[Element data from apps and pages]
■ ■ ■ ■ ■ ■ ■

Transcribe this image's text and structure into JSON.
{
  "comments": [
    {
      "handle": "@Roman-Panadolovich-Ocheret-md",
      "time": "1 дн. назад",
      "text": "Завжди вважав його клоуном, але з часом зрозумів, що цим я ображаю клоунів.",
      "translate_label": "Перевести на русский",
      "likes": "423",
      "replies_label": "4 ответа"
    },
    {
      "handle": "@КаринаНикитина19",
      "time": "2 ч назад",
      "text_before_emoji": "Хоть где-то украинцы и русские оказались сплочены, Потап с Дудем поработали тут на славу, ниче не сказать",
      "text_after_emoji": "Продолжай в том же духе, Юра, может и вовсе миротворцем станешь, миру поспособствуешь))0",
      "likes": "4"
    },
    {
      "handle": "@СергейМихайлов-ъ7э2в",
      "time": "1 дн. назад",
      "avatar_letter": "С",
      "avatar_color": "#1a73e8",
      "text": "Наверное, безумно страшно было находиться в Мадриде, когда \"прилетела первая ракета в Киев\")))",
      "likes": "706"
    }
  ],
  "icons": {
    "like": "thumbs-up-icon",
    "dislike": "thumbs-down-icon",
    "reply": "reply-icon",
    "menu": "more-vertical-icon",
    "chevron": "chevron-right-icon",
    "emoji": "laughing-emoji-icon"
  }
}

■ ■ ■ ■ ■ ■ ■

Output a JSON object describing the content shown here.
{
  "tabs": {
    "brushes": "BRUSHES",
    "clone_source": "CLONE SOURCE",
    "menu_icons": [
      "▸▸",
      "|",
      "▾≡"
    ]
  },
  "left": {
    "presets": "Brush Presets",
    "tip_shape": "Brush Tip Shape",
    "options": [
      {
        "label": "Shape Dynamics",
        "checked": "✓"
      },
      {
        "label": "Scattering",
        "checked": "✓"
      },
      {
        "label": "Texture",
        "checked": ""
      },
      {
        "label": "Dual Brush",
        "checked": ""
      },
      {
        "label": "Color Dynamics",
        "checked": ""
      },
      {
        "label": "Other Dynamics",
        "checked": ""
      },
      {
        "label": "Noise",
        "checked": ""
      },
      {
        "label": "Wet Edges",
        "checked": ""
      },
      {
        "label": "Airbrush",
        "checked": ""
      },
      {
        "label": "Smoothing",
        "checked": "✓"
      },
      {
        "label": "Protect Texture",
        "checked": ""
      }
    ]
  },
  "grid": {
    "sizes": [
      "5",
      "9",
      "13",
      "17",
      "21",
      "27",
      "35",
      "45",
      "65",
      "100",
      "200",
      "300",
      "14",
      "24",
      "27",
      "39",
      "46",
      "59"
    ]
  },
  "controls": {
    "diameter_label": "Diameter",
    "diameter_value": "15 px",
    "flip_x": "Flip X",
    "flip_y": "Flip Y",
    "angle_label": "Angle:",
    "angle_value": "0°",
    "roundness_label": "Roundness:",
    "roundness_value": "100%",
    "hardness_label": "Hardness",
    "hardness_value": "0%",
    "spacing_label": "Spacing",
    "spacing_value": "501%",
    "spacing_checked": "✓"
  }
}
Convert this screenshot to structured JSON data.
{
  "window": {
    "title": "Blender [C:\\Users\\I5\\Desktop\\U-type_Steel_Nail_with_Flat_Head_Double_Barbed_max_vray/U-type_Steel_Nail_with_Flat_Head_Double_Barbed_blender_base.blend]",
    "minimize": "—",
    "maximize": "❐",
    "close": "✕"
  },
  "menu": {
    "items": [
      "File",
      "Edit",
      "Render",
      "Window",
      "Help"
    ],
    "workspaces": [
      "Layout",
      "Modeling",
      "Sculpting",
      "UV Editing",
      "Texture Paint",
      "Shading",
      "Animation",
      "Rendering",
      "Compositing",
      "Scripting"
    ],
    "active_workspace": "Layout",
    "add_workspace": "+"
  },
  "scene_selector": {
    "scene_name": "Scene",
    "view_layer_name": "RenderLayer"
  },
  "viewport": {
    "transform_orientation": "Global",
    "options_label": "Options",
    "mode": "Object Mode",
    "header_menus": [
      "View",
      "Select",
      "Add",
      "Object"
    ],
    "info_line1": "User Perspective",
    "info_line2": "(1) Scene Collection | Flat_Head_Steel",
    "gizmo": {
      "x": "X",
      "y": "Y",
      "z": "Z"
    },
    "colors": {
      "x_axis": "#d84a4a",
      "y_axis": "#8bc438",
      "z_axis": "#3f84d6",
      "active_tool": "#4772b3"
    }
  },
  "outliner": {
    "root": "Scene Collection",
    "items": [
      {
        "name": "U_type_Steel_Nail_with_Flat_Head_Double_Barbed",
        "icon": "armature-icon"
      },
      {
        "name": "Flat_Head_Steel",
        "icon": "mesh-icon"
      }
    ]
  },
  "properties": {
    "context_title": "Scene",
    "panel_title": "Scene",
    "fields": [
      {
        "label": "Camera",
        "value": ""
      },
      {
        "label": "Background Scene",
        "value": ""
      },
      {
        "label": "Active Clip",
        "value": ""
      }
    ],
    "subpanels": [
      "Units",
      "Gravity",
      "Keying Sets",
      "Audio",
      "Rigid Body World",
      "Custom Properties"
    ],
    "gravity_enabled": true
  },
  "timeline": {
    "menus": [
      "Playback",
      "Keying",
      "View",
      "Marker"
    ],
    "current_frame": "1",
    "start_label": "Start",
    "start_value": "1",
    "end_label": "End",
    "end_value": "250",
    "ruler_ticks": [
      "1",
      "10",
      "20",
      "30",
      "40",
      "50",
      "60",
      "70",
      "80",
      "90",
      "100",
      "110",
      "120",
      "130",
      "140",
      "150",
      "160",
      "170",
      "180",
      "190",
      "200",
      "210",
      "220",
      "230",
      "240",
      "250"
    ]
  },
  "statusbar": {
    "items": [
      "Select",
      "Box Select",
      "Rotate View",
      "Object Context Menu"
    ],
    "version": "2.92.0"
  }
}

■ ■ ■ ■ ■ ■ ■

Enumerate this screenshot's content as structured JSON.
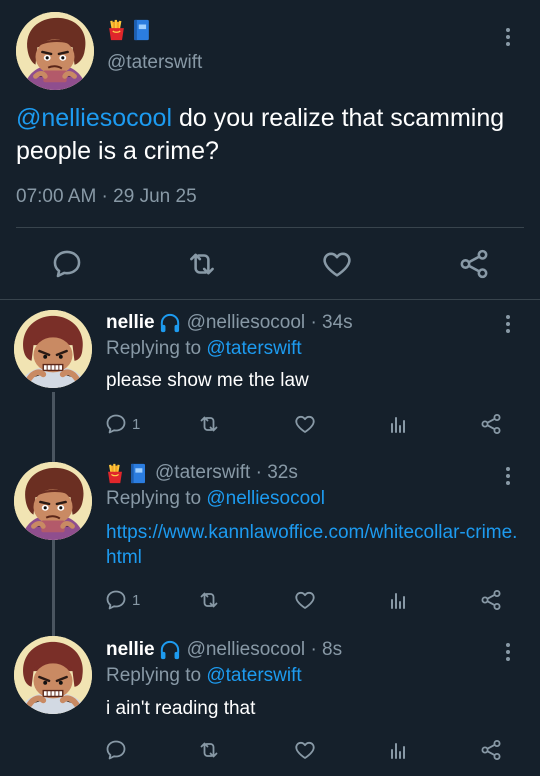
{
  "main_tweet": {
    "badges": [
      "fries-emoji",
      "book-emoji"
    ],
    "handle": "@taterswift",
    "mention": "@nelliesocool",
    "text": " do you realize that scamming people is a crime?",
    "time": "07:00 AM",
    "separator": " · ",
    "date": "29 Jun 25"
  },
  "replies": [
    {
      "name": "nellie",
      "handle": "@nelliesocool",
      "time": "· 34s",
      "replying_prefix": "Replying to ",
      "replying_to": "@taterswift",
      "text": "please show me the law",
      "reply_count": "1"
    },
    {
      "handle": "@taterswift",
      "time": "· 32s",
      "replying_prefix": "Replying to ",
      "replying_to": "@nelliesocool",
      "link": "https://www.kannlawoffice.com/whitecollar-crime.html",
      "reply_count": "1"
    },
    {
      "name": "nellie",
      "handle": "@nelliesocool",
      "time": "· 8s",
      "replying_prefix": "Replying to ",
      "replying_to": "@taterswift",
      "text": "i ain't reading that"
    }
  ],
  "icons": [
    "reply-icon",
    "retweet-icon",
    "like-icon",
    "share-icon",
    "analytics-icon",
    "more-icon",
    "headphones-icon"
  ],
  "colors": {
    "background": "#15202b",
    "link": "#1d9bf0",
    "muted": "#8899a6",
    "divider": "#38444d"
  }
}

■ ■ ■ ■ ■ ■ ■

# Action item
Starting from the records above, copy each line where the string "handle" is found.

# Response to this exercise
      "handle": "@Roman-Panadolovich-Ocheret-md",
      "handle": "@КаринаНикитина19",
      "handle": "@СергейМихайлов-ъ7э2в",
    "handle": "@taterswift",
      "handle": "@nelliesocool",
      "handle": "@taterswift",
      "handle": "@nelliesocool",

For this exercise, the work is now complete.